A bill awaiting the mayor’s signature will revamp Pittsburgh’s trash and recycling rules, requiring landlord-tenant communication and assuring safe composting practices. “This overhaul represents the first step toward bringing our waste and recycling program into the 21st century and creates a foundation that future waste and recycling initiatives can build upon,” said Councilwoman Erika Strassburger, who introduced the bill last month.
Landlords and tenants will now be required to sign an agreement on what kind of trash containers are provided and where they should be stored. The city collects municipal waste and recycling at apartment buildings with up to five units.
A new time window for placing garbage and recycling on the curb will go into effect for all residents — no earlier than 6 p.m. the night before collection.
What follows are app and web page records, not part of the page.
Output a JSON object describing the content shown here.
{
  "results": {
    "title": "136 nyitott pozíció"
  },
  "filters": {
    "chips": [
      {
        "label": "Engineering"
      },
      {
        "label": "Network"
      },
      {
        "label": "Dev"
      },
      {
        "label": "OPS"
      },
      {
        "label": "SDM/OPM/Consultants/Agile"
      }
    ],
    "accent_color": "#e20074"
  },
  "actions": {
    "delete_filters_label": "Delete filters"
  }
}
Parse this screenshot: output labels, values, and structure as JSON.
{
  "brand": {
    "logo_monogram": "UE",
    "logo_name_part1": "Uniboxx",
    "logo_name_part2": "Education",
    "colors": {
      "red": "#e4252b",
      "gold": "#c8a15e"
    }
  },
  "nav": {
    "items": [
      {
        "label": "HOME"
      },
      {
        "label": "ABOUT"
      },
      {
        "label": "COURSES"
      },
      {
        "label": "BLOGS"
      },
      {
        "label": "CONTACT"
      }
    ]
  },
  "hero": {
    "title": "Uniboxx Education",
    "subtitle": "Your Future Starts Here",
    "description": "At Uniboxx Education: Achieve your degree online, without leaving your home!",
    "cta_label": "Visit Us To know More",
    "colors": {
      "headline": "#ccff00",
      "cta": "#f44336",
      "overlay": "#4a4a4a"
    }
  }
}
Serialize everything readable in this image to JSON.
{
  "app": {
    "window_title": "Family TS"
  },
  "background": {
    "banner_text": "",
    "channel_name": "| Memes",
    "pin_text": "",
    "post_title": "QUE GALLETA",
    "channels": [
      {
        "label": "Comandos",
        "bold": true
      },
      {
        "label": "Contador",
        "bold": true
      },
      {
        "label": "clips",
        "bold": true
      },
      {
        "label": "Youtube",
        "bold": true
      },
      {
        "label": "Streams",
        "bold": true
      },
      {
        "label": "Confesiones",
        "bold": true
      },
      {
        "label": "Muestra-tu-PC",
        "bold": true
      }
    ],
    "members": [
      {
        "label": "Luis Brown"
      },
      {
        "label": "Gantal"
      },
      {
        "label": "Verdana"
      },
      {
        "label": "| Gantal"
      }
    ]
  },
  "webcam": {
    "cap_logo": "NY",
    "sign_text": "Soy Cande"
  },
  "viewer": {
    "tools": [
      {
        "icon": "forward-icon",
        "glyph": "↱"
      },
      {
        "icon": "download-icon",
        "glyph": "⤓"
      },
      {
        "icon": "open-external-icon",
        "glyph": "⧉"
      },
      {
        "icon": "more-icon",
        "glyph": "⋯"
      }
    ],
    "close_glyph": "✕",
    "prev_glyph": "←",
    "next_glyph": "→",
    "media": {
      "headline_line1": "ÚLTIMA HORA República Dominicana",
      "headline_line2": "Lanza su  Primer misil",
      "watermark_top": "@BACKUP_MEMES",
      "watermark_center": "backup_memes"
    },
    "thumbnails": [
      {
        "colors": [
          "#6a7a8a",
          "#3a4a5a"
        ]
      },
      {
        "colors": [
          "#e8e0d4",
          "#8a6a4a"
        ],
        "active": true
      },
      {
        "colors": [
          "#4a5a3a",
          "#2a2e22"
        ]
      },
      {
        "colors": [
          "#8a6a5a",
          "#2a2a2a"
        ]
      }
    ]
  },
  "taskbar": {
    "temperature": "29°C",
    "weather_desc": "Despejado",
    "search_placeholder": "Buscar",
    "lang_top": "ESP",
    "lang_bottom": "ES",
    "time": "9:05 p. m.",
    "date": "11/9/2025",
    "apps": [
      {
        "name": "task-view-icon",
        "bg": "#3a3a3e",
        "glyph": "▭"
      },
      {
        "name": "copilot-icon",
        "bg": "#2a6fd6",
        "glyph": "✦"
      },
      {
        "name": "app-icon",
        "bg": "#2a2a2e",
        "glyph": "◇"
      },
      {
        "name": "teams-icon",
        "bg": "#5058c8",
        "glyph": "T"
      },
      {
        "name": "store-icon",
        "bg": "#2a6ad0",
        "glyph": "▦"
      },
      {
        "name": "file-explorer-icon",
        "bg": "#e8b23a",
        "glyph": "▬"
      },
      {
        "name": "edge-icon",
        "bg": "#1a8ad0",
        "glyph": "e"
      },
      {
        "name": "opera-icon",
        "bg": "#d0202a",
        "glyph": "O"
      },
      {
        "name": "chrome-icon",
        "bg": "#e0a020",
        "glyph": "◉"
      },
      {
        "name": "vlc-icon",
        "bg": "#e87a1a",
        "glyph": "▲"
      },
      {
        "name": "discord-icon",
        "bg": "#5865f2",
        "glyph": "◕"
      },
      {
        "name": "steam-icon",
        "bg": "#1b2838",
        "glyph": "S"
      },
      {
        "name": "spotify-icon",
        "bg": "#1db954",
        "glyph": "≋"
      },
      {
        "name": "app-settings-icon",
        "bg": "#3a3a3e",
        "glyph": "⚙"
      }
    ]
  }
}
On collection day, bins and cans must be removed from the street before 10 p.m.
Those containers must be “durable, watertight … with close-fitting lids” and bags must be “leak-proof,” and all must be stored away “from view of the public right-of-way” on non-collection days, according to the new code language.
The new rules also reinforce that recycling is mandatory within city limits, even for buildings being serviced by private waste haulers, including larger apartment buildings, according to Ms. Strassburger’s office.
The bill now clearly states that recyclables should be rinsed and placed in blue bags, blue containers or a container marked for recycling. “My ultimate goal is to reduce the amount of waste going into the landfill altogether,” Ms. Strassburger said in a news release, adding that the bill works toward the city’s “Zero Waste” goal.
Fines for violating these rules start at $50 for first-time offenders in single-family homes or apartment buildings with five or fewer units. They can reach a maximum of $500 for subsequent violations.